But! The rest of you: READ IT.

I, for one, am completely smitten by it and immediately want to find another half to train for so I can implement these ideas because I’m a super nerdy runner like that.

So this all started because I came across this article and started rambling to Manfriend about it via gchat.

Manfriend is not a runner.

He’s plenty athletic (he plays all the sports), but my running rambles got stale for him pretty quickly. It was basically this scenario:

It’s Not About the Nail from Jason Headley on Vimeo.

So. I reverted to my usual first reaction: emailing this lady, obvi. But I wanted to talk about it MOAR. And here we are.

My favoritest parts of this read include, but are not limited to:
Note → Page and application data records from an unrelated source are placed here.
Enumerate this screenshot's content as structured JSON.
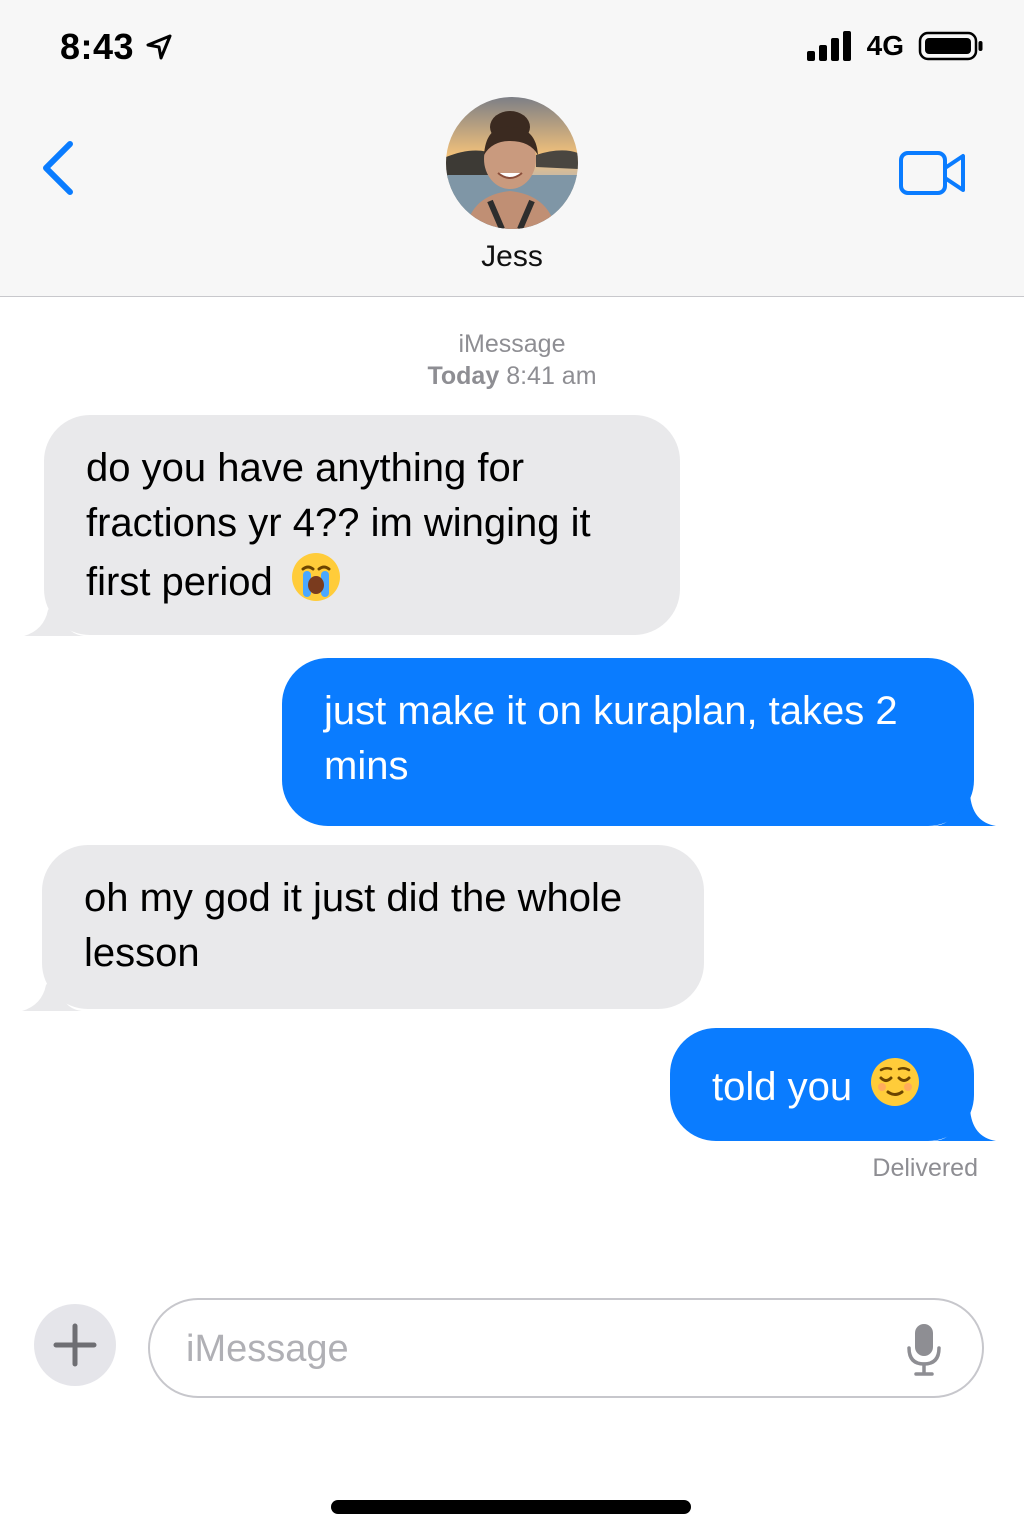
{
  "status_bar": {
    "time": "8:43",
    "network": "4G"
  },
  "header": {
    "contact_name": "Jess"
  },
  "conversation": {
    "service": "iMessage",
    "day": "Today",
    "time": "8:41 am",
    "messages": [
      {
        "direction": "incoming",
        "text": "do you have anything for fractions yr 4?? im winging it first period",
        "emoji": "loudly-crying-face"
      },
      {
        "direction": "outgoing",
        "text": "just make it on kuraplan, takes 2 mins"
      },
      {
        "direction": "incoming",
        "text": "oh my god it just did the whole lesson"
      },
      {
        "direction": "outgoing",
        "text": "told you",
        "emoji": "relieved-face"
      }
    ],
    "receipt": "Delivered"
  },
  "composer": {
    "placeholder": "iMessage"
  },
  "colors": {
    "outgoing_bubble": "#0a7cff",
    "incoming_bubble": "#e9e9eb",
    "accent": "#0a7cff",
    "meta_text": "#8e8e93"
  }
}
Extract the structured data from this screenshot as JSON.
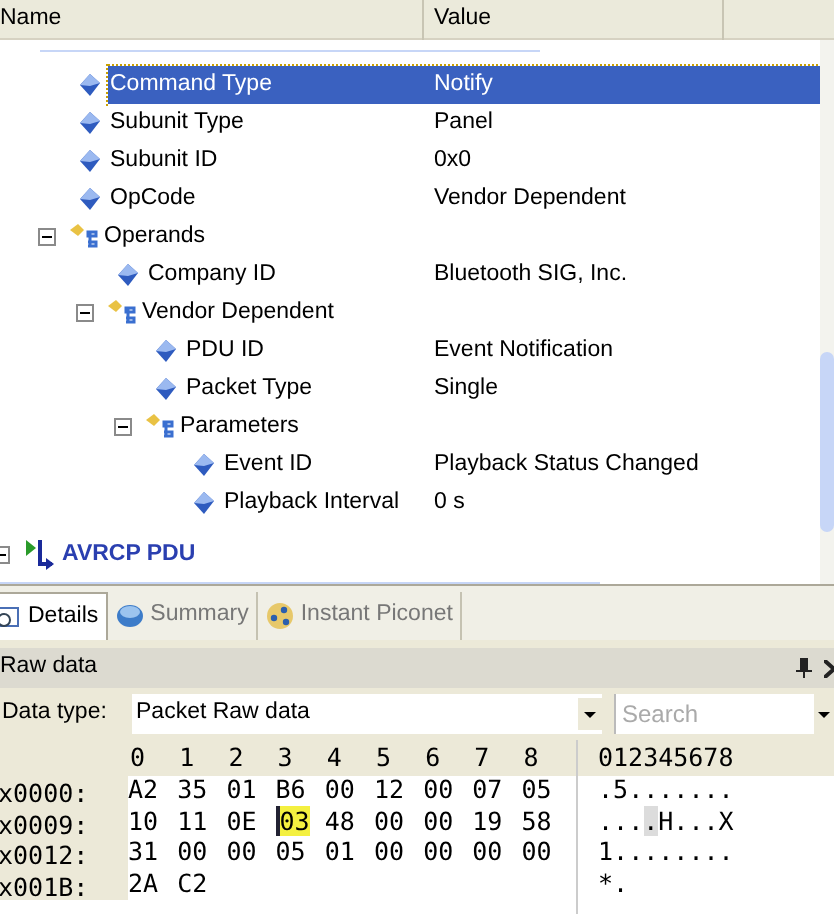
{
  "tree_header": {
    "columns": [
      "Name",
      "Value"
    ]
  },
  "fields": [
    {
      "name": "Command Type",
      "value": "Notify",
      "kind": "field",
      "selected": true
    },
    {
      "name": "Subunit Type",
      "value": "Panel",
      "kind": "field",
      "selected": false
    },
    {
      "name": "Subunit ID",
      "value": "0x0",
      "kind": "field",
      "selected": false
    },
    {
      "name": "OpCode",
      "value": "Vendor Dependent",
      "kind": "field",
      "selected": false
    },
    {
      "name": "Operands",
      "kind": "group",
      "expanded": true,
      "selected": false,
      "children": [
        {
          "name": "Company ID",
          "value": "Bluetooth SIG, Inc.",
          "kind": "field",
          "selected": false
        },
        {
          "name": "Vendor Dependent",
          "kind": "group",
          "expanded": true,
          "selected": false,
          "children": [
            {
              "name": "PDU ID",
              "value": "Event Notification",
              "kind": "field",
              "selected": false
            },
            {
              "name": "Packet Type",
              "value": "Single",
              "kind": "field",
              "selected": false
            },
            {
              "name": "Parameters",
              "kind": "group",
              "expanded": true,
              "selected": false,
              "children": [
                {
                  "name": "Event ID",
                  "value": "Playback Status Changed",
                  "kind": "field",
                  "selected": false
                },
                {
                  "name": "Playback Interval",
                  "value": "0 s",
                  "kind": "field",
                  "selected": false
                }
              ]
            }
          ]
        }
      ]
    }
  ],
  "next_packet": {
    "name": "AVRCP PDU",
    "expanded": true
  },
  "tabs": [
    {
      "label": "Details",
      "selected": true
    },
    {
      "label": "Summary",
      "selected": false
    },
    {
      "label": "Instant Piconet",
      "selected": false
    }
  ],
  "raw_panel": {
    "title": "Raw data",
    "data_type_label": "Data type:",
    "data_type": "Packet Raw data",
    "search": {
      "placeholder": "Search"
    }
  },
  "hex": {
    "columns": [
      "0",
      "1",
      "2",
      "3",
      "4",
      "5",
      "6",
      "7",
      "8"
    ],
    "ascii_header": "012345678",
    "rows": [
      {
        "address": "x0000:",
        "ascii": ".5.......",
        "bytes": [
          {
            "text": "A2",
            "selected": false
          },
          {
            "text": "35",
            "selected": false
          },
          {
            "text": "01",
            "selected": false
          },
          {
            "text": "B6",
            "selected": false
          },
          {
            "text": "00",
            "selected": false
          },
          {
            "text": "12",
            "selected": false
          },
          {
            "text": "00",
            "selected": false
          },
          {
            "text": "07",
            "selected": false
          },
          {
            "text": "05",
            "selected": false
          }
        ]
      },
      {
        "address": "x0009:",
        "ascii": "....H...X",
        "bytes": [
          {
            "text": "10",
            "selected": false
          },
          {
            "text": "11",
            "selected": false
          },
          {
            "text": "0E",
            "selected": false
          },
          {
            "text": "03",
            "selected": true
          },
          {
            "text": "48",
            "selected": false
          },
          {
            "text": "00",
            "selected": false
          },
          {
            "text": "00",
            "selected": false
          },
          {
            "text": "19",
            "selected": false
          },
          {
            "text": "58",
            "selected": false
          }
        ]
      },
      {
        "address": "x0012:",
        "ascii": "1........",
        "bytes": [
          {
            "text": "31",
            "selected": false
          },
          {
            "text": "00",
            "selected": false
          },
          {
            "text": "00",
            "selected": false
          },
          {
            "text": "05",
            "selected": false
          },
          {
            "text": "01",
            "selected": false
          },
          {
            "text": "00",
            "selected": false
          },
          {
            "text": "00",
            "selected": false
          },
          {
            "text": "00",
            "selected": false
          },
          {
            "text": "00",
            "selected": false
          }
        ]
      },
      {
        "address": "x001B:",
        "ascii": "*.",
        "bytes": [
          {
            "text": "2A",
            "selected": false
          },
          {
            "text": "C2",
            "selected": false
          }
        ]
      }
    ]
  }
}
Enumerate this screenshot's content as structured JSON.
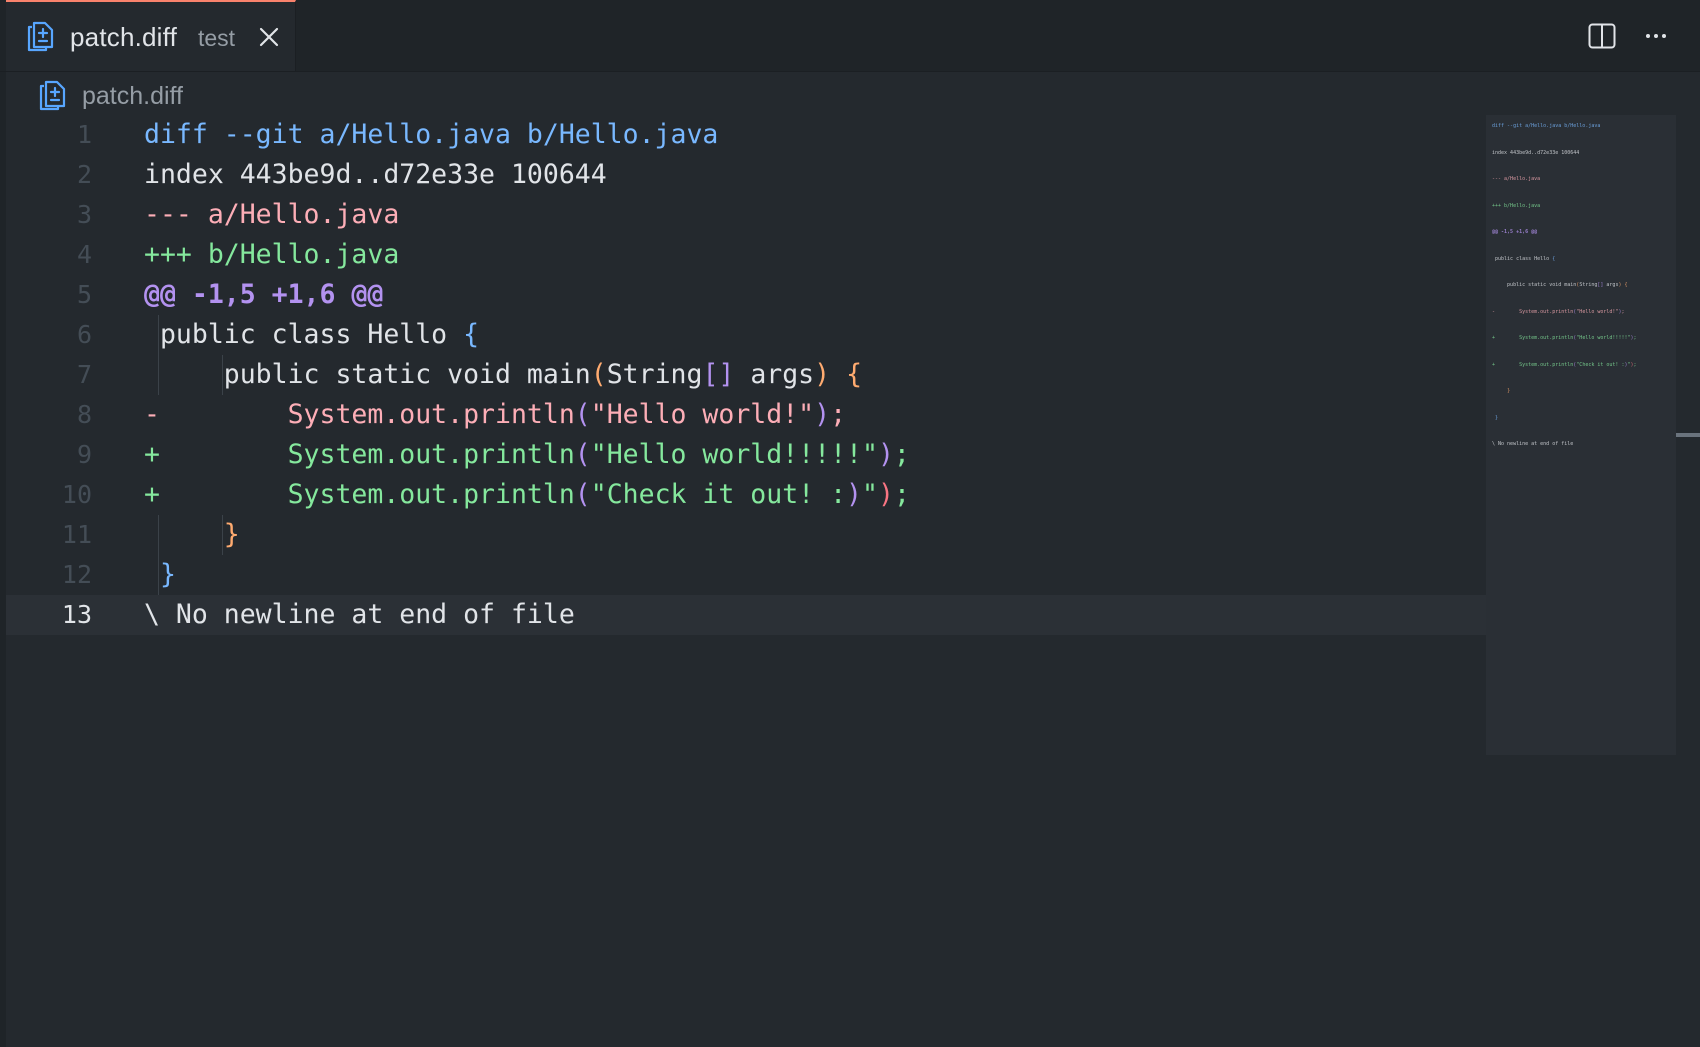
{
  "tab": {
    "title": "patch.diff",
    "description": "test",
    "icon": "diff-file-icon",
    "close_icon": "close-icon",
    "accent_color": "#f9826c"
  },
  "toolbar": {
    "split_icon": "split-editor-icon",
    "more_icon": "more-actions-icon"
  },
  "breadcrumb": {
    "icon": "diff-file-icon",
    "label": "patch.diff"
  },
  "editor": {
    "current_line": 13,
    "lines": [
      {
        "n": "1",
        "tokens": [
          {
            "t": "diff --git a/Hello.java b/Hello.java",
            "c": "c-meta"
          }
        ]
      },
      {
        "n": "2",
        "tokens": [
          {
            "t": "index 443be9d..d72e33e 100644",
            "c": "c-plain"
          }
        ]
      },
      {
        "n": "3",
        "tokens": [
          {
            "t": "--- a/Hello.java",
            "c": "c-del"
          }
        ]
      },
      {
        "n": "4",
        "tokens": [
          {
            "t": "+++ b/Hello.java",
            "c": "c-add"
          }
        ]
      },
      {
        "n": "5",
        "tokens": [
          {
            "t": "@@ -1,5 +1,6 @@",
            "c": "c-hunk"
          }
        ]
      },
      {
        "n": "6",
        "tokens": [
          {
            "t": " public class Hello ",
            "c": "c-plain"
          },
          {
            "t": "{",
            "c": "c-b1"
          }
        ]
      },
      {
        "n": "7",
        "tokens": [
          {
            "t": "     public static void main",
            "c": "c-plain"
          },
          {
            "t": "(",
            "c": "c-b2"
          },
          {
            "t": "String",
            "c": "c-plain"
          },
          {
            "t": "[]",
            "c": "c-b3"
          },
          {
            "t": " args",
            "c": "c-plain"
          },
          {
            "t": ")",
            "c": "c-b2"
          },
          {
            "t": " ",
            "c": "c-plain"
          },
          {
            "t": "{",
            "c": "c-b2"
          }
        ]
      },
      {
        "n": "8",
        "tokens": [
          {
            "t": "-        System.out.println",
            "c": "c-del"
          },
          {
            "t": "(",
            "c": "c-b3"
          },
          {
            "t": "\"Hello world!\"",
            "c": "c-del"
          },
          {
            "t": ")",
            "c": "c-b3"
          },
          {
            "t": ";",
            "c": "c-del"
          }
        ]
      },
      {
        "n": "9",
        "tokens": [
          {
            "t": "+        System.out.println",
            "c": "c-add"
          },
          {
            "t": "(",
            "c": "c-b3"
          },
          {
            "t": "\"Hello world!!!!!\"",
            "c": "c-add"
          },
          {
            "t": ")",
            "c": "c-b3"
          },
          {
            "t": ";",
            "c": "c-add"
          }
        ]
      },
      {
        "n": "10",
        "tokens": [
          {
            "t": "+        System.out.println",
            "c": "c-add"
          },
          {
            "t": "(",
            "c": "c-b3"
          },
          {
            "t": "\"Check it out! :",
            "c": "c-add"
          },
          {
            "t": ")",
            "c": "c-b3"
          },
          {
            "t": "\"",
            "c": "c-add"
          },
          {
            "t": ")",
            "c": "c-red"
          },
          {
            "t": ";",
            "c": "c-add"
          }
        ]
      },
      {
        "n": "11",
        "tokens": [
          {
            "t": "     ",
            "c": "c-plain"
          },
          {
            "t": "}",
            "c": "c-b2"
          }
        ]
      },
      {
        "n": "12",
        "tokens": [
          {
            "t": " ",
            "c": "c-plain"
          },
          {
            "t": "}",
            "c": "c-b1"
          }
        ]
      },
      {
        "n": "13",
        "tokens": [
          {
            "t": "\\ No newline at end of file",
            "c": "c-plain"
          }
        ]
      }
    ]
  }
}
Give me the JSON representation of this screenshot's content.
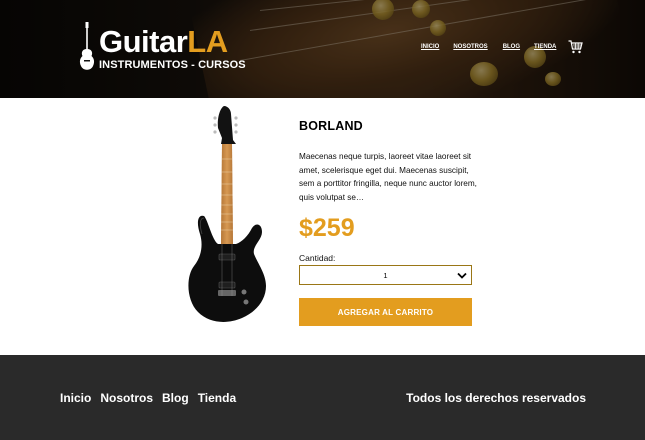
{
  "header": {
    "brand_main": "Guitar",
    "brand_accent": "LA",
    "tagline": "INSTRUMENTOS - CURSOS",
    "nav": [
      "INICIO",
      "NOSOTROS",
      "BLOG",
      "TIENDA"
    ]
  },
  "product": {
    "title": "BORLAND",
    "description": "Maecenas neque turpis, laoreet vitae laoreet sit amet, scelerisque eget dui. Maecenas suscipit, sem a porttitor fringilla, neque nunc auctor lorem, quis volutpat se…",
    "price": "$259",
    "quantity_label": "Cantidad:",
    "quantity_value": "1",
    "add_button": "AGREGAR AL CARRITO"
  },
  "footer": {
    "nav": [
      "Inicio",
      "Nosotros",
      "Blog",
      "Tienda"
    ],
    "copyright": "Todos los derechos reservados"
  },
  "colors": {
    "accent": "#e39d1f",
    "footer_bg": "#2a2a2a",
    "header_bg": "#0a0806"
  },
  "icons": {
    "logo": "guitar-icon",
    "cart": "cart-icon",
    "select": "chevron-down-icon"
  }
}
  1. Long Runs. I wonder if adding a 2 hour run every week would help build aerobic capacity long term? Or does this just work during training and require downtime (ie., non-training time) to be effective?
  2. Strides! Why am I not doing these? I don’t know why I never do strides, but I should, especially given that they take almost no time and very little effort. Same with incorporating fartleks. I used to do intervals fairly regularly, but almost never do now. At least not running intervals. HIIT is a different story.
  3. Hills. I know running uphill is great for training, but what about downhill? The part about running downhill and strengthening quads is so smart, especially for a course like the one I just ran, which is a very gradual downhill course.
  4. Lactate Thresholds.  Funny, I was just talking to my co-worker (who used to be a rower) about this. Apparently, you reach a point in your workout where you start producing lactic acid (you know, the part that really hurts), and you can’t push yourself any further. Your body literally starts to break down. (Yes, literally). I think it’s interesting that you can increase it, though. I want to do that!
  5. Last Miles = Fast Miles. I know you’re supposed to pick up the pace at the end of long runs, but I always go out too fast and then get tired. If I could pace myself better, I know this would help me.

Anyway, the article is written by Greg Strosaker who is a marathon runner, author, and online running coach. I was pretty impressed with the quick look I took around his site. Definitely worth a follow.